  • Trevor
    2019-03-17 06:06

    I wasn't impressed. West appears to want to re-fight political decisions made in Vietnam on the battlefields of Afghanistan. His basic approach (it seems too scant to call it research) is to interview a bunch of grunts who all agree that they should be permitted to kill "bad guys" willy-nilly. If only it were so simple . . .

  • Marik Casmon
    2019-02-27 10:54

    Another excellent book on Afghanistan, written by a military journalist and emphasizing the role of combat troops, mostly Marines. An intelligent analysis of the many ways in which American policy has either failed or been counter-productive. The author wishes the war to continue, as it is, but his arguments also help those who oppose our involvement altogether. In short, a book for everyone interested in the subject.

  • Heather
    2019-03-02 14:12

    This book looks at times when the military has succeeded in stabilizing places in Afghanistan with the help of Afghan military, and many incidents when policies are counter to objectives of turning power over to the Afghans. Problems are shown to be massive corruption, money being wasted, and poorly defined objectives from the leaders which lead to a frustrating situation and waste in many areas.

  • Jane
    2019-03-21 11:01

    Several good points here about why we're stuck in this morass. The one that stood out for me was our leaders' lack of clarity: are we fighting a war or trying to help a nation achieve democracy? The two are not cohesive. Either send in soldiers, or put advisors in place. Doing both creates confusion and a sense of injury/entitlement that is counterproductive for everyone.

  • Kem White
    2019-02-24 12:14

    A riveting book recommended for all Americans. West does a good job explaining why the US is in Afghanistan and what it can do to get itself out. West intersperses these didactic sections with brutal and real accounts of actual battles in Afghanistan's Konar and Helmand provinces. You get to meet some of the men who are fighting this war and learn what it's like to be there.

  • Jonathan Leeming
    2019-03-08 11:12

    An incredible first-hand account of the longest war in America's history, and one which should never have been waged.I have followed up its reading with 'The Finish' by Mark Bowden, and will then look to 'The Looming Tower', before embarking on some of Bob Woodward's books about the Bush & Obama administrations' actions since 9/11.

  • Jesse Field
    2019-03-18 13:08

    Just heard West discussing this book with New York Times Book Review editor Sam Tanenhaus. Well, I'm convinced: Counterinsurgency as we practiced it in 2008-2010 is a failure. We should cut troop levels and stop sending the Afghans money.

  • Michelle
    2019-02-23 12:07
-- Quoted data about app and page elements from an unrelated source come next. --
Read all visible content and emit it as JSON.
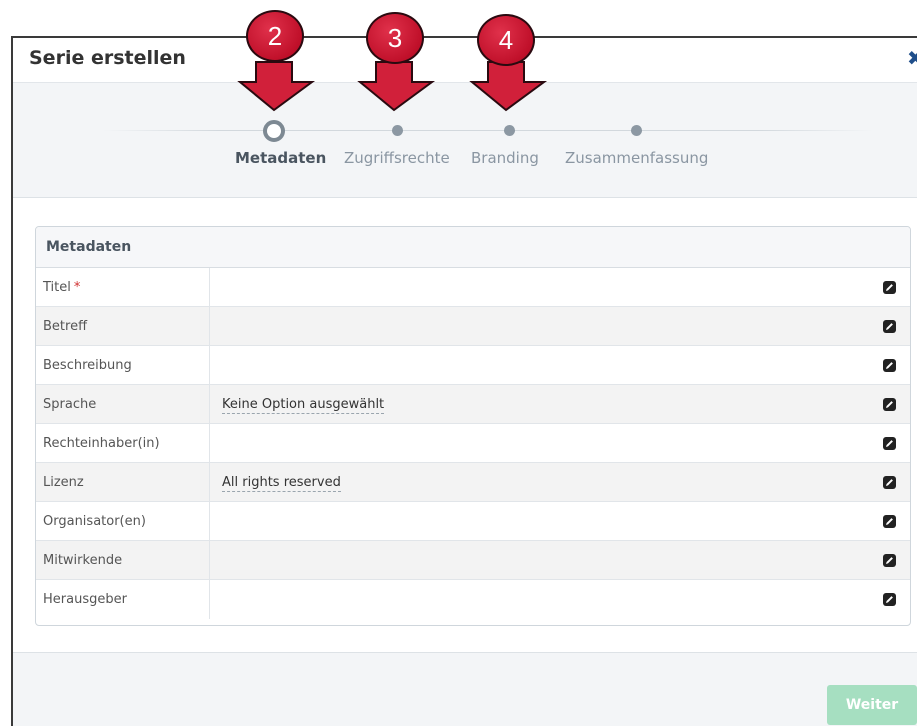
{
  "modal": {
    "title": "Serie erstellen",
    "close_symbol": "✖"
  },
  "wizard": {
    "steps": [
      {
        "label": "Metadaten",
        "active": true
      },
      {
        "label": "Zugriffsrechte",
        "active": false
      },
      {
        "label": "Branding",
        "active": false
      },
      {
        "label": "Zusammenfassung",
        "active": false
      }
    ]
  },
  "metadata": {
    "heading": "Metadaten",
    "rows": [
      {
        "label": "Titel",
        "required": "*",
        "value": ""
      },
      {
        "label": "Betreff",
        "value": ""
      },
      {
        "label": "Beschreibung",
        "value": ""
      },
      {
        "label": "Sprache",
        "value": "Keine Option ausgewählt"
      },
      {
        "label": "Rechteinhaber(in)",
        "value": ""
      },
      {
        "label": "Lizenz",
        "value": "All rights reserved"
      },
      {
        "label": "Organisator(en)",
        "value": ""
      },
      {
        "label": "Mitwirkende",
        "value": ""
      },
      {
        "label": "Herausgeber",
        "value": ""
      }
    ],
    "edit_icon": "pencil-icon"
  },
  "footer": {
    "next_label": "Weiter"
  },
  "annotations": {
    "markers": [
      "2",
      "3",
      "4"
    ]
  },
  "colors": {
    "accent_green": "#a6dfc1",
    "marker_red": "#c0102a",
    "close_blue": "#1f4e8a"
  }
}
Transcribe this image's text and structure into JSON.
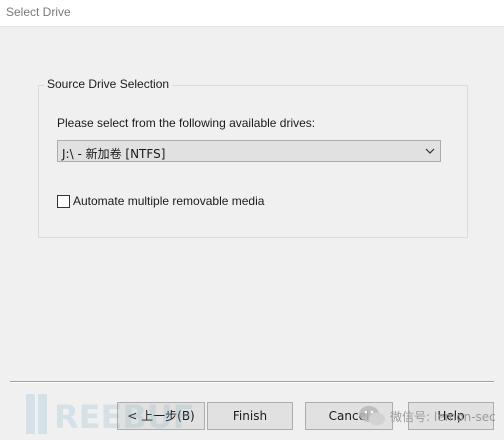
{
  "window": {
    "title": "Select Drive"
  },
  "group": {
    "label": "Source Drive Selection",
    "prompt": "Please select from the following available drives:",
    "drive_select": {
      "selected": "J:\\ - 新加卷 [NTFS]"
    },
    "automate_checkbox": {
      "label": "Automate multiple removable media",
      "checked": false
    }
  },
  "buttons": {
    "back": "< 上一步(B)",
    "finish": "Finish",
    "cancel": "Cancel",
    "help": "Help"
  },
  "watermark": {
    "freebuf": "FREEBUF",
    "wechat": "微信号: lemon-sec"
  },
  "colors": {
    "window_bg": "#f0f0f0",
    "titlebar_bg": "#ffffff",
    "button_bg": "#e1e1e1",
    "border": "#adadad"
  }
}
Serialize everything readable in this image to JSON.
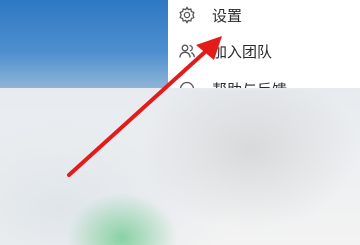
{
  "menu": {
    "items": [
      {
        "label": "设置",
        "icon": "gear-icon"
      },
      {
        "label": "加入团队",
        "icon": "people-icon"
      },
      {
        "label": "帮助与反馈",
        "icon": "help-icon"
      }
    ]
  },
  "colors": {
    "arrow": "#e31b1b",
    "top_background": "#2e79c3",
    "menu_background": "#ffffff"
  }
}
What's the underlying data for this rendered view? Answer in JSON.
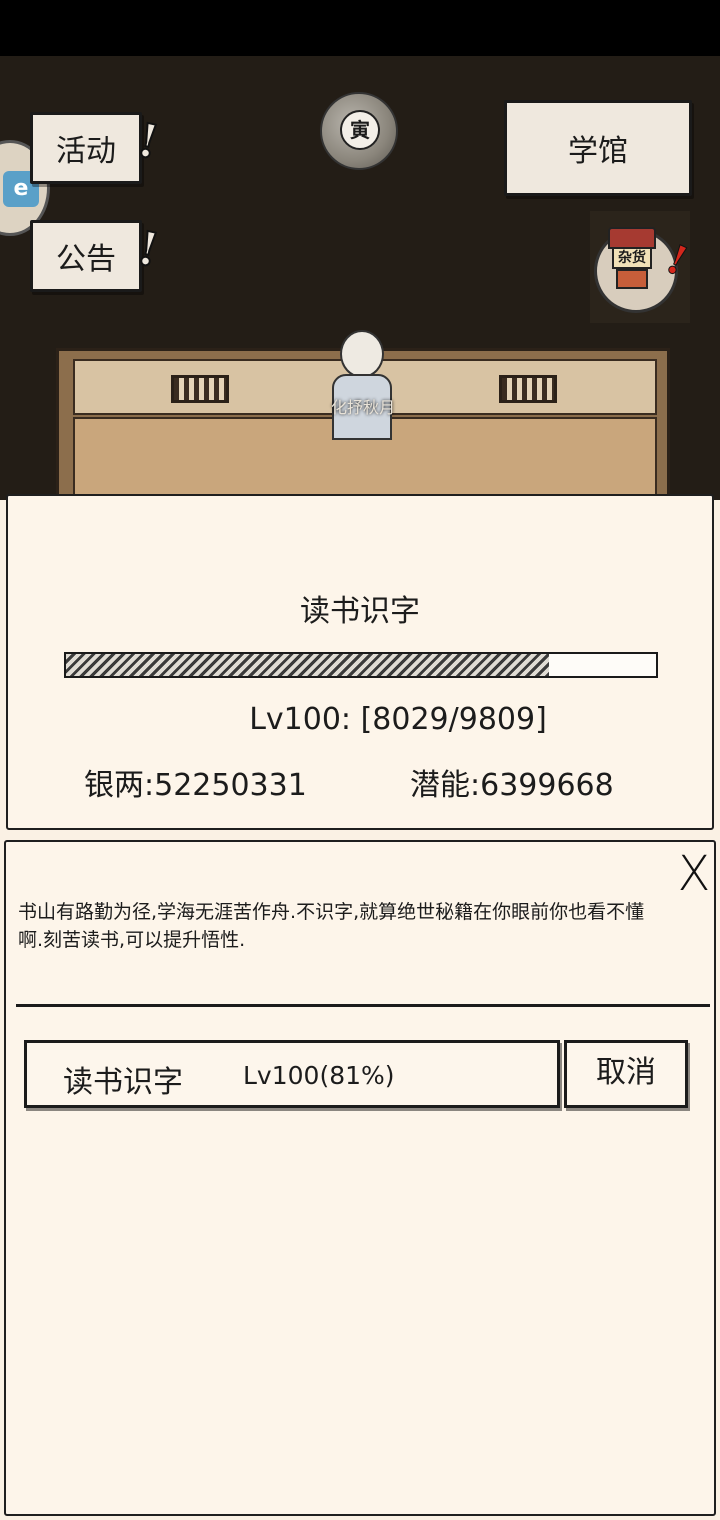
{
  "top_buttons": {
    "activity_label": "活动",
    "notice_label": "公告",
    "academy_label": "学馆"
  },
  "shop": {
    "sign_label": "杂货"
  },
  "npc": {
    "name": "化抒秋月"
  },
  "skill_panel": {
    "title": "读书识字",
    "progress_fraction": 0.8185,
    "level_text": "Lv100:  [8029/9809]",
    "money_text": "银两:52250331",
    "potential_text": "潜能:6399668"
  },
  "detail_panel": {
    "close_label": "X",
    "description": "书山有路勤为径,学海无涯苦作舟.不识字,就算绝世秘籍在你眼前你也看不懂啊.刻苦读书,可以提升悟性.",
    "skill_name": "读书识字",
    "skill_level": "Lv100(81%)",
    "cancel_label": "取消"
  }
}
    It's really not mine kind of book. Jim recommended it to me because it listed out sons unit, but it really wasn't the kind of book that I enjoy. There is a lot of history about the war in Afghanistan tho, so it you are interested in that, give it a try.

  • Robert
    2019-02-23 12:52

    Informative, eye opening, yet governmental disappointingI was enthusiast to learn "the real" story and disappointed that the U.S. Government leadership in this military action was dismal, inept, possibly criminal.

  • Joe
    2019-03-08 10:53

    A book of battles and operations in two provinces of Afghanistan with references to procedures followed in Vietnam updated to assure the proper conclusions to the war. To paraphrase Geneal Douglas MacArthur: Old soldiers never die, today they don't even fade away.

  • Bruinrefugee
    2019-02-26 11:13

    While not always taken with Mr. West's writing style, this is an important book on the actual conduct of the Afghanistan war, particularly this many years in. Well worth that read (and it does read quick).

  • Mihaihokie
    2019-03-09 11:06

    Bing West was researching for this book when I met him in Now Zad. Always good to have some asking WTF we are doing in Afghanistan, but so far he is not going deep enough for my satisfaction. But I also have well over a hundred books on my bookshelf about Afghanistan.